It is worth highlighting the grip size, as it is often overlooked by beginners. If you choose a grip size that is wrong for you, then the racket will slip out of your hand when you are playing. There are five different sizes of grip.

You can check the grip size by "shaking hands" with the racket. If the size is correct, there should be enough room to fit the index finger of your non-hitting hand in the space between your ring finger and palm.

If you are ordering a racket online, find an existing racket that you own, or a friend's that fits, and note the size.

Choosing the correct grip size can often be overlooked by beginners when they go to buy a new racket. If the grip is too big or too small, you won't be able to hold the racket firmly and you may even drop it.

Choosing the correct grip size can often be overlooked by beginners when they go to buy a new racket. If the grip is too big or too small, you won't be able to hold the racket firmly and you may even drop it.

String Tensions

Achieving the optimum string tension for your game is important. Loose string tension will generally give your shots more power, but you will have less control. If you lack power, then you may want to opt for a tighter string tension.

Tighter string tension does the opposite: you will have less power, but more control.
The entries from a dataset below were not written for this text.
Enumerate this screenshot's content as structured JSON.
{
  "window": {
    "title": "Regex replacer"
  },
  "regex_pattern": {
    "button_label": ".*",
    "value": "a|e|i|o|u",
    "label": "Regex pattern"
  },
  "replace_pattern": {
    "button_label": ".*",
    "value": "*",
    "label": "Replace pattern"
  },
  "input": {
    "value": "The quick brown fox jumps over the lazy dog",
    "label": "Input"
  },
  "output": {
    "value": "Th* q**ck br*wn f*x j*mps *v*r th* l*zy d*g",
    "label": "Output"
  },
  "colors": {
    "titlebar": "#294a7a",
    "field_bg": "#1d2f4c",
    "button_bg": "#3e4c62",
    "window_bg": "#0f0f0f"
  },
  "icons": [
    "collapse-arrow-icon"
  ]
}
If you already have plenty of strength to play effective ground strokes but lack consistency in your shots, then you may want to consider asking for a tighter tension.

© 2013 Paul Goodman

Comments

hazel samson on May 21, 2018:

im proud of what you did guys

SD on September 03, 2015:

I really appreciate your article.

thanks,

SD